Bleep: MORE!!! The story in the first issue cuts a little short. The story for issue number one and number two were originally planned for a single issue. But the cost of self-publishing led to the splitting of the story, so you are kinda left hanging around at the end of issue number one.
Embry: Let me pull out one of my editor questions: Where is this story going? I mean, this is the tale of some teenage slackers hangin’ in their neck of town… what’s the hook?
Bleep: Well, there are no superpowers, no big guns, so ya, what’s up hook??? I have kept this idea close in mind while plotting the Bunch and the direction of the series. I know people want heroes, they want villains… they want great characters and conflict… and this is a definite theme in each story. So expect the Bunch to be running into a multitude of unforgettable villains in each adventure. Each character, hero and villain, will be an icon, something readers can relate to and enjoy.
Embry: What conventions/store signings do you have planned?
Bleep: Hopefully LA in March. Mos def Detroit in May, Philly in June, San Diego in July, and Chicago in August. I’ll try to hit the new Boston Con in September, and Dallas again in November. Issue number two is going to be solicited in the July issue of Previews so promotion during the summer is going to be huge!!! I’ll be handing out a spectacular 18×24 poster promoting issue number two.

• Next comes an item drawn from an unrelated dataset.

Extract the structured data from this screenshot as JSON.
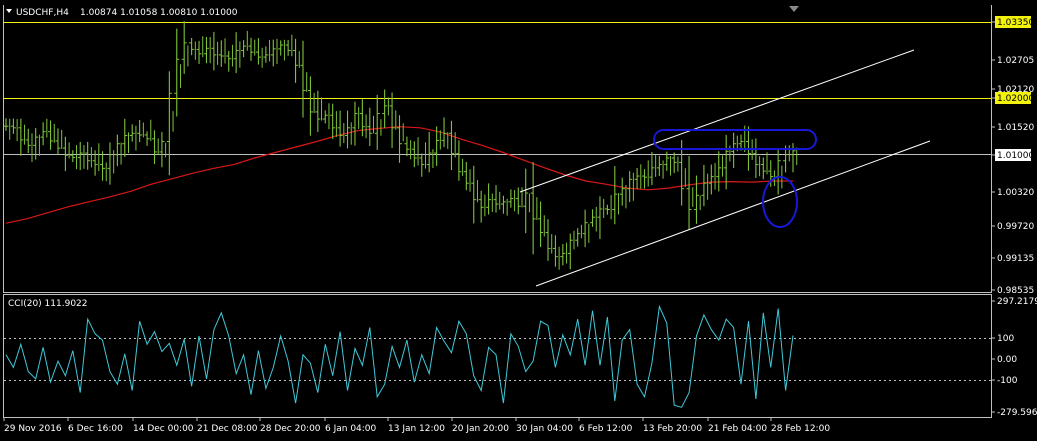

It’s going to be a collage of images from the second story featuring artwork by myself and Skottie Young.
Embry: Speaking of bigger “name” artists, who are some of the cooler illustrators you’ve gotten to meet in your comic odyssey?
Bleep: Well, the “coolest” creator I know is Stuart Sayger. I’ve got a very close relationship with the creator of Shiver in the Dark (Stuart Sayger’s terribly excellent book). We both live in Indianapolis, so it’s easy for us to occasionally get out to the bar. He’s on my list of most influential people in my life, fo sho. Other artists I’ve gotten to meet include Sean Galloway (nicest guy you’ll ever talk to), Howard Shum (also originally from indy), Taki Soma (nicest girl you’ll ever meet at a convention), and Skottie Young. There is a bunch… too many to remember, so if you’re reading this and you didn’t get a mention, I apologize!!!
Embry: Any closing thoughts?
Bleep: Sure, I want to thank everyone that has supported me and the Bunch on our journey! You know who you are. And for the rest, I really look forward to meeting you at the shows this summer! I hope you get a chance to meet the characters from the Bunch soon. They’re an interesting group. Remember, you can order issue number one through your local retailer (Diamond Order Code NOV033008). Or go to www.UrbanSequence.com and shop the store there. You know I had to plug!!!
Embry: Justin, thanks for taking the time! We appreciate it!
Bleep: Thank you, oh Jewish One!